Records drawn from a dataset
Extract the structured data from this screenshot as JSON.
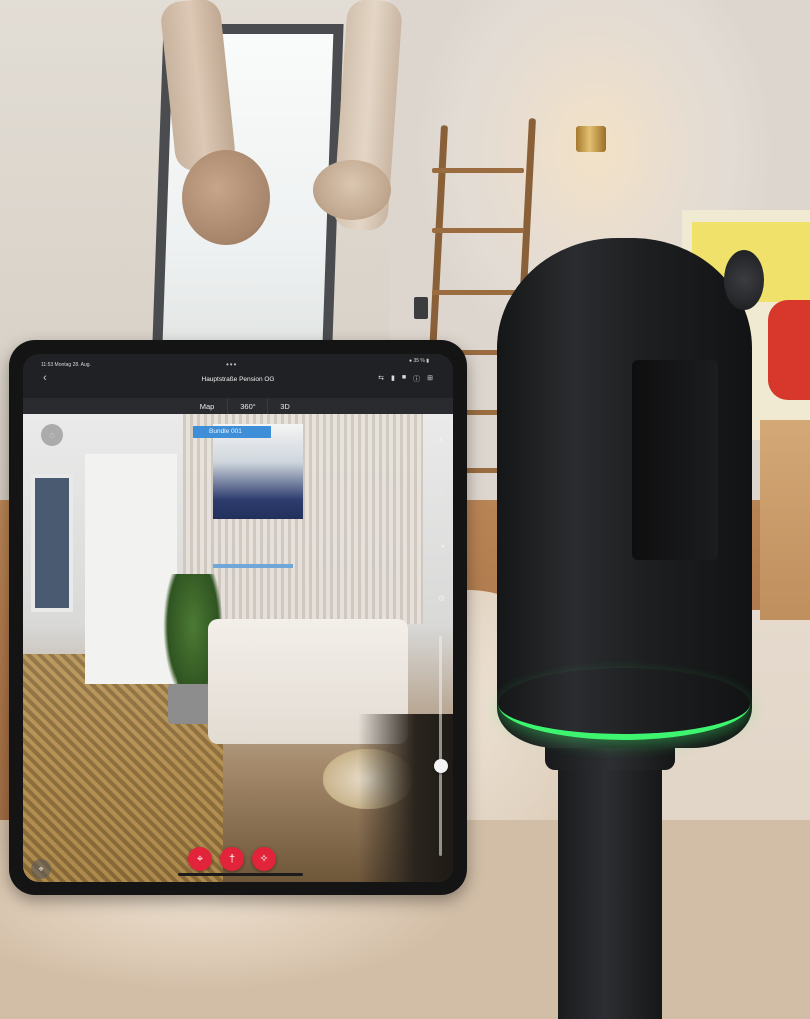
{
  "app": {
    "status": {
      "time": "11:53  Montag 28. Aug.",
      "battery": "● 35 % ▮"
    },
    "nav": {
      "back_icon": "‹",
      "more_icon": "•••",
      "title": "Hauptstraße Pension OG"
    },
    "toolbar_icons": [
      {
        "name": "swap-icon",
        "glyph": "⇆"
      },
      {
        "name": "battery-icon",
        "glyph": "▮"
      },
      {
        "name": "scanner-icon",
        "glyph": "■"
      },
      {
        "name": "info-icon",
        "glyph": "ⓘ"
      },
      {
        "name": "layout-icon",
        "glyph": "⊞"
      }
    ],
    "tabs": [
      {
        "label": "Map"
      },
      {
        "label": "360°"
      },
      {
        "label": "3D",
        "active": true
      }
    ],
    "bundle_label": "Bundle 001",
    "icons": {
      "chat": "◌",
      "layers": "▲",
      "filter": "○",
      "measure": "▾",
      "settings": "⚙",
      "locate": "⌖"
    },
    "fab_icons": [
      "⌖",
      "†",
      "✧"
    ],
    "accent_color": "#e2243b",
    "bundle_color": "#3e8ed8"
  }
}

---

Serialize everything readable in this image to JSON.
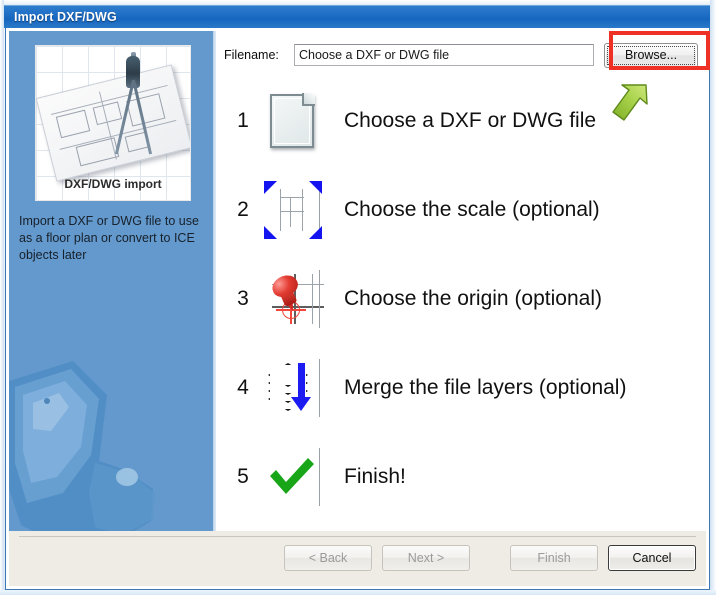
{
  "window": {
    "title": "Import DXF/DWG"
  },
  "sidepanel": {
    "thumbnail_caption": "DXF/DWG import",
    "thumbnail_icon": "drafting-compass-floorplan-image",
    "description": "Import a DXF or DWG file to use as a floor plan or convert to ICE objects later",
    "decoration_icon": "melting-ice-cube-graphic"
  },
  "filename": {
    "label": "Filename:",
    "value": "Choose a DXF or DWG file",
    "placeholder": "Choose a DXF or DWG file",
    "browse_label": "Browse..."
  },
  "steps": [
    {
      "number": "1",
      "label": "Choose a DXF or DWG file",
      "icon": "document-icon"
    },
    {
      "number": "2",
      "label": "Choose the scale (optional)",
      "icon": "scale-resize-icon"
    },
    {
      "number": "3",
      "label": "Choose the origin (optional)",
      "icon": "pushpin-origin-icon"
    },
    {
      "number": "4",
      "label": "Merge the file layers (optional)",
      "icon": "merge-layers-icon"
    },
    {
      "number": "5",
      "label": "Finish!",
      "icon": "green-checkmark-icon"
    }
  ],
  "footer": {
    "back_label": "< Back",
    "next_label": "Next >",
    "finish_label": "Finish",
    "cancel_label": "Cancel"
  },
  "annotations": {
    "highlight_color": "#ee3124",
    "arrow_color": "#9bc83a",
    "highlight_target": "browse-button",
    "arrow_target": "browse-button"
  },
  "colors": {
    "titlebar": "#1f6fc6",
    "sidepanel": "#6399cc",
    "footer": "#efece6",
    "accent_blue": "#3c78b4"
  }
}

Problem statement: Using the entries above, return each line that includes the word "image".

Answer to the problem:
Serialize everything readable in this image to JSON.
    "thumbnail_icon": "drafting-compass-floorplan-image",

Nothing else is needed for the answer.